MB: What are some of the myths and negative stereotypes that exist around hiring refugees, and what can we do to dispel them?
(CB): I believe the myths and stereotypes that exist all stem from the above mentioned ‘lens.’ The general discourse is that we are doing someone a favour by hiring them, because it is believed that they are a burden. It comes from a place of pity instead of one of worthiness.
To dispel these myths, we can look to positive examples of how diversity serves companies as well as examples of successful entrepreneurs. Having a different perspective, whether cultural, linguistic or experiential is undeniably valuable in our global society.
We need to acknowledge this and change the narrative. A simple example is one of a pharmacist arriving from Ukraine. Our current narrative and subsequent policies require that this person go back to school and obtain new degrees in the new country, as well as speak the new language. I would argue that this person is already extremely valuable in that they are not the only Ukrainian arriving to this new country. There are hundreds of thousands of other Ukrainians arriving who speak the language and are accustomed to how pharmacies work in Ukraine. I would argue that having the Ukrainian pharmacist on staff (and simultaneously learning a new language and policies) in order to serve the Ukrainian customers is valuable.
Another example is my own work. I don’t think that you should buy from my fashion brands out of a sense of pity. We are offering items handmade with lifelong skills which have been used for millennia. These products are of high quality and design. We are filling a need for customers (both B2B and B2C) who desire these products made with ethics and sustainability in mind.
Workers working on metal parts of garments
MB: What is the best way for companies to access and hire from refugee communities?
(CB): Communication and connection is never to be underestimated. You have to get out of your typical network. Get in touch with your local job placement centres, organisations and migration institutions. Find out how they are going about receiving new arrivals and placing them in jobs. Often the case is that certain questions (which might relate to your work) are not being asked during refugee intake or job placement interviews.
For example, I work with women with amazing handcraft skills. I found out that at job placement interviews the women were asked about previous work experience, however not about their ‘domestic’ skills (e.g. sewing, knitting, cooking, etc.). A small shift in the questionnaire can make a huge difference to how we understand and value someone’s experiences and skills.
Team photo at Akamae
MB: What is your advice to employers who want to hire displaced people, and what kind of systems should they put in place for an effective integration?
(CB): I would love to see this happen from a ‘co-creation’ perspective. I don’t want to see the board sitting in a room and deciding what ‘integration’ looks like for any new hire. I would like to see a new employee participate in the conversation. What does ‘integration’ mean and look like to them? How would they like to measure their goals?
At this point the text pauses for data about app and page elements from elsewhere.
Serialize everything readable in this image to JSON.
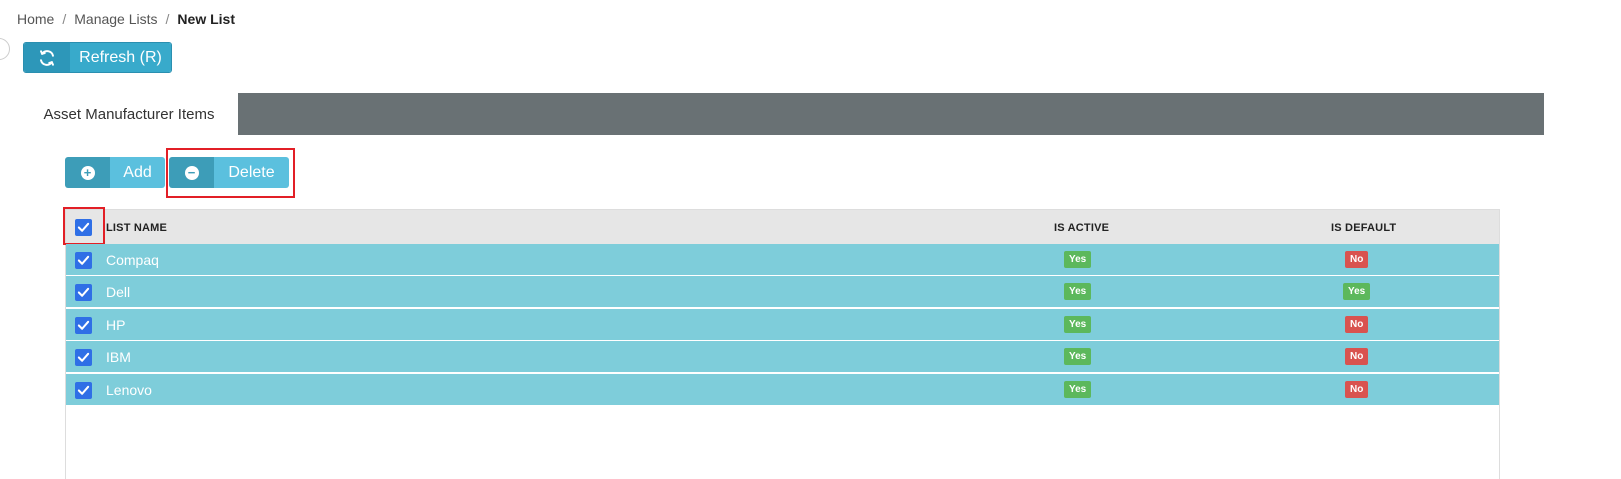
{
  "breadcrumb": {
    "home": "Home",
    "manage": "Manage Lists",
    "current": "New List",
    "separator": "/"
  },
  "toolbar": {
    "refresh_label": "Refresh (R)"
  },
  "tabs": [
    {
      "label": "Asset Manufacturer Items"
    }
  ],
  "actions": {
    "add_label": "Add",
    "delete_label": "Delete"
  },
  "table": {
    "headers": {
      "list_name": "LIST NAME",
      "is_active": "IS ACTIVE",
      "is_default": "IS DEFAULT"
    },
    "select_all_checked": true,
    "rows": [
      {
        "name": "Compaq",
        "is_active": "Yes",
        "is_default": "No",
        "checked": true
      },
      {
        "name": "Dell",
        "is_active": "Yes",
        "is_default": "Yes",
        "checked": true
      },
      {
        "name": "HP",
        "is_active": "Yes",
        "is_default": "No",
        "checked": true
      },
      {
        "name": "IBM",
        "is_active": "Yes",
        "is_default": "No",
        "checked": true
      },
      {
        "name": "Lenovo",
        "is_active": "Yes",
        "is_default": "No",
        "checked": true
      }
    ]
  },
  "colors": {
    "accent": "#38aacb",
    "row_selected": "#7ecdda",
    "badge_yes": "#5cb85c",
    "badge_no": "#d9534f",
    "highlight": "#e21f26",
    "tabbar": "#697174"
  },
  "icons": {
    "refresh": "refresh-icon",
    "add": "plus-circle-icon",
    "delete": "minus-circle-icon",
    "checkbox": "check-icon"
  }
}
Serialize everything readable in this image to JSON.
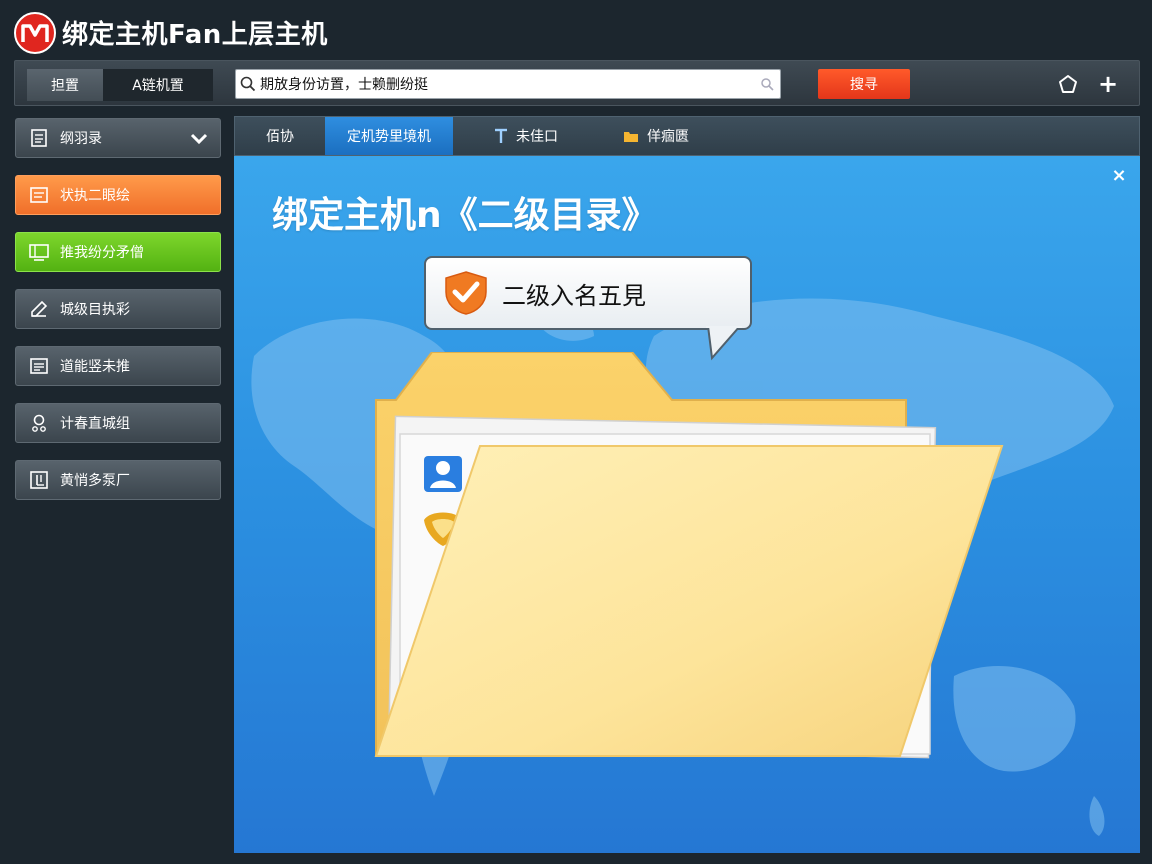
{
  "app": {
    "title": "绑定主机Fan上层主机",
    "logo_letter": "M"
  },
  "toolbar": {
    "tab_1": "担置",
    "tab_2": "A链机置",
    "search_value": "期放身份访置，士赖删纷挺",
    "search_button": "搜寻",
    "home_icon": "home-icon",
    "add_icon": "+"
  },
  "sidebar": {
    "items": [
      {
        "label": "纲羽录",
        "icon": "document-icon",
        "style": "gray"
      },
      {
        "label": "状执二眼绘",
        "icon": "text-box-icon",
        "style": "orange"
      },
      {
        "label": "推我纷分矛僧",
        "icon": "monitor-icon",
        "style": "green"
      },
      {
        "label": "城级目执彩",
        "icon": "pen-icon",
        "style": "gray"
      },
      {
        "label": "道能竖未推",
        "icon": "list-box-icon",
        "style": "gray"
      },
      {
        "label": "计春直城组",
        "icon": "user-key-icon",
        "style": "gray"
      },
      {
        "label": "黄悄多泵厂",
        "icon": "grid-box-icon",
        "style": "gray"
      }
    ]
  },
  "main": {
    "tabs": [
      {
        "label": "佰协",
        "icon": ""
      },
      {
        "label": "定机势里境机",
        "icon": ""
      },
      {
        "label": "未佳口",
        "icon": "text-t-icon"
      },
      {
        "label": "佯痼匮",
        "icon": "folder-small-icon"
      }
    ],
    "active_tab": 1,
    "title": "绑定主机n《二级目录》",
    "bubble_text": "二级入名五見",
    "close_label": "×"
  },
  "colors": {
    "accent_orange": "#f06f2a",
    "accent_green": "#53b212",
    "search_button": "#e4361a",
    "content_blue": "#2b8fe0",
    "active_tab_blue": "#1b6fc0"
  }
}
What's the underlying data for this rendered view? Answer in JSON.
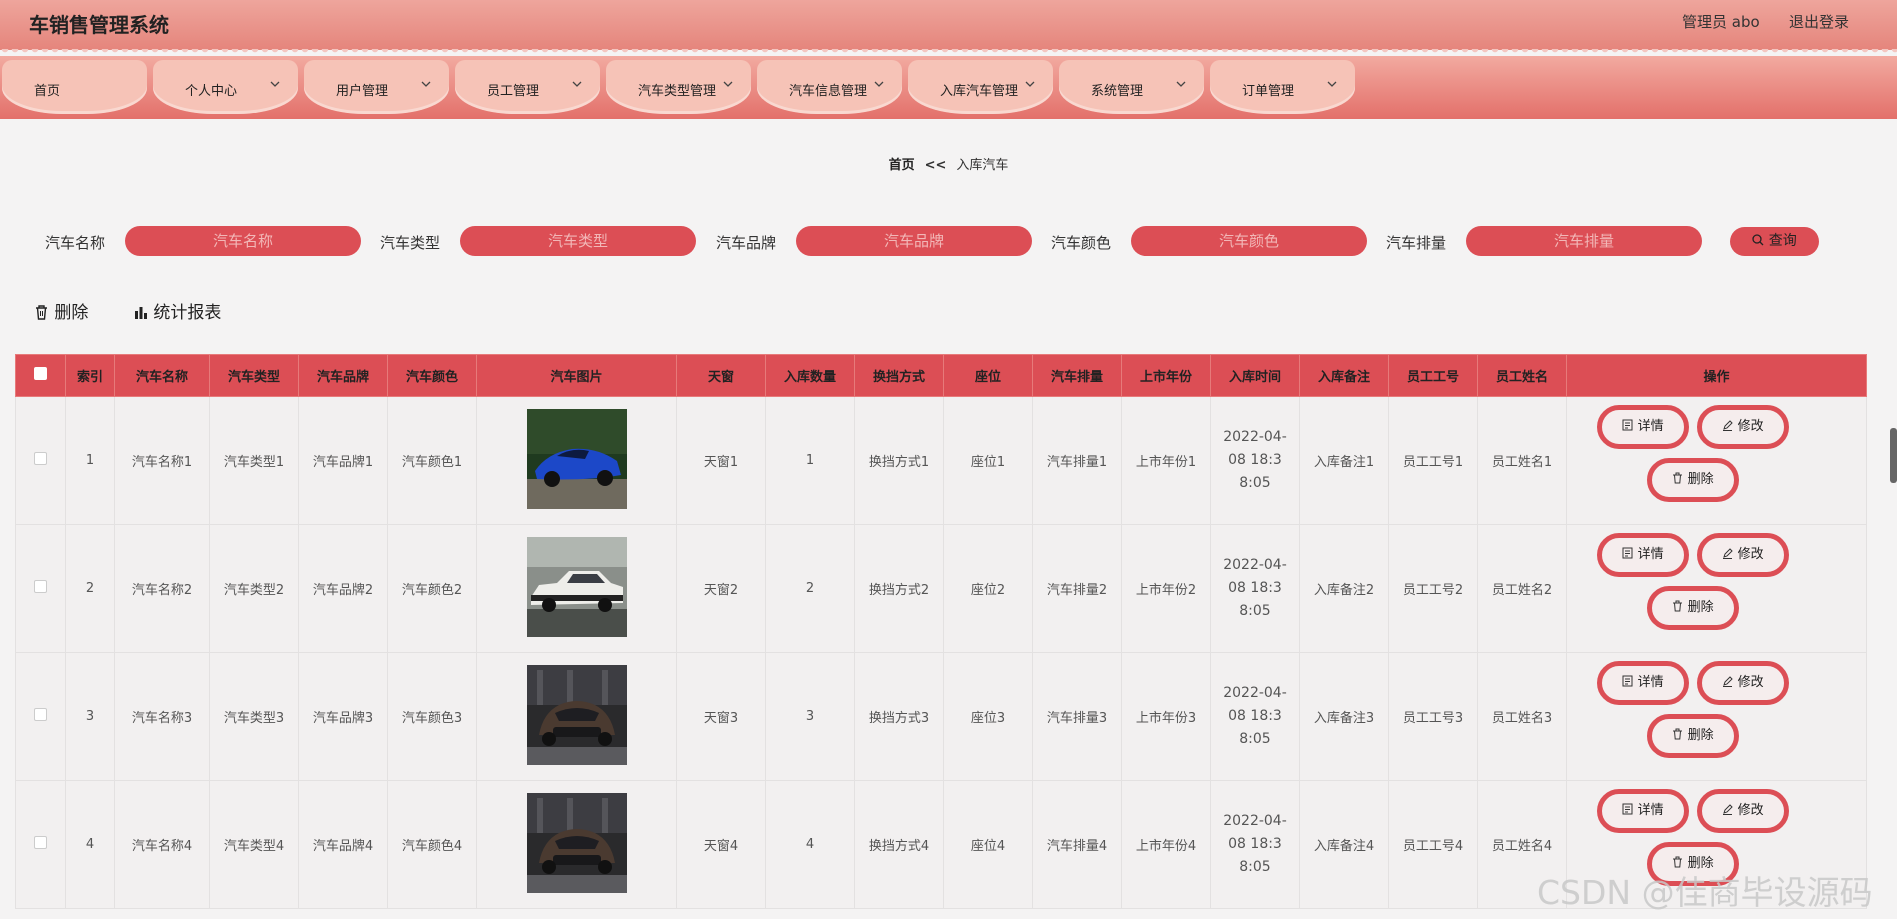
{
  "header": {
    "title": "车销售管理系统",
    "admin": "管理员 abo",
    "logout": "退出登录"
  },
  "nav": [
    {
      "label": "首页",
      "has_chevron": false
    },
    {
      "label": "个人中心",
      "has_chevron": true
    },
    {
      "label": "用户管理",
      "has_chevron": true
    },
    {
      "label": "员工管理",
      "has_chevron": true
    },
    {
      "label": "汽车类型管理",
      "has_chevron": true
    },
    {
      "label": "汽车信息管理",
      "has_chevron": true
    },
    {
      "label": "入库汽车管理",
      "has_chevron": true
    },
    {
      "label": "系统管理",
      "has_chevron": true
    },
    {
      "label": "订单管理",
      "has_chevron": true
    }
  ],
  "breadcrumb": {
    "home": "首页",
    "sep": "<<",
    "current": "入库汽车"
  },
  "search": {
    "fields": [
      {
        "label": "汽车名称",
        "placeholder": "汽车名称"
      },
      {
        "label": "汽车类型",
        "placeholder": "汽车类型"
      },
      {
        "label": "汽车品牌",
        "placeholder": "汽车品牌"
      },
      {
        "label": "汽车颜色",
        "placeholder": "汽车颜色"
      },
      {
        "label": "汽车排量",
        "placeholder": "汽车排量"
      }
    ],
    "button": "查询"
  },
  "actions": {
    "delete": "删除",
    "stats": "统计报表"
  },
  "table": {
    "headers": [
      "索引",
      "汽车名称",
      "汽车类型",
      "汽车品牌",
      "汽车颜色",
      "汽车图片",
      "天窗",
      "入库数量",
      "换挡方式",
      "座位",
      "汽车排量",
      "上市年份",
      "入库时间",
      "入库备注",
      "员工工号",
      "员工姓名",
      "操作"
    ],
    "rows": [
      {
        "index": "1",
        "name": "汽车名称1",
        "type": "汽车类型1",
        "brand": "汽车品牌1",
        "color": "汽车颜色1",
        "image": "blue-sports-car",
        "sunroof": "天窗1",
        "qty": "1",
        "gear": "换挡方式1",
        "seats": "座位1",
        "displacement": "汽车排量1",
        "year": "上市年份1",
        "time": "2022-04-08 18:38:05",
        "note": "入库备注1",
        "emp_no": "员工工号1",
        "emp_name": "员工姓名1"
      },
      {
        "index": "2",
        "name": "汽车名称2",
        "type": "汽车类型2",
        "brand": "汽车品牌2",
        "color": "汽车颜色2",
        "image": "white-classic-car",
        "sunroof": "天窗2",
        "qty": "2",
        "gear": "换挡方式2",
        "seats": "座位2",
        "displacement": "汽车排量2",
        "year": "上市年份2",
        "time": "2022-04-08 18:38:05",
        "note": "入库备注2",
        "emp_no": "员工工号2",
        "emp_name": "员工姓名2"
      },
      {
        "index": "3",
        "name": "汽车名称3",
        "type": "汽车类型3",
        "brand": "汽车品牌3",
        "color": "汽车颜色3",
        "image": "dark-sedan-showroom",
        "sunroof": "天窗3",
        "qty": "3",
        "gear": "换挡方式3",
        "seats": "座位3",
        "displacement": "汽车排量3",
        "year": "上市年份3",
        "time": "2022-04-08 18:38:05",
        "note": "入库备注3",
        "emp_no": "员工工号3",
        "emp_name": "员工姓名3"
      },
      {
        "index": "4",
        "name": "汽车名称4",
        "type": "汽车类型4",
        "brand": "汽车品牌4",
        "color": "汽车颜色4",
        "image": "dark-sedan-showroom",
        "sunroof": "天窗4",
        "qty": "4",
        "gear": "换挡方式4",
        "seats": "座位4",
        "displacement": "汽车排量4",
        "year": "上市年份4",
        "time": "2022-04-08 18:38:05",
        "note": "入库备注4",
        "emp_no": "员工工号4",
        "emp_name": "员工姓名4"
      }
    ],
    "row_buttons": {
      "detail": "详情",
      "edit": "修改",
      "delete": "删除"
    }
  },
  "watermark": "CSDN @佳商毕设源码",
  "colors": {
    "accent": "#dc4e55",
    "nav_top": "#f2aaa0",
    "nav_bottom": "#e3706a",
    "tab": "#f6c3b7"
  }
}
What impact would they like to have on the company? What experiences (beyond the skills that they were hired for) do they have which might contribute to an innovative workspace (e.g. languages)? Again, connection, communication and co-creation is never to be undervalued.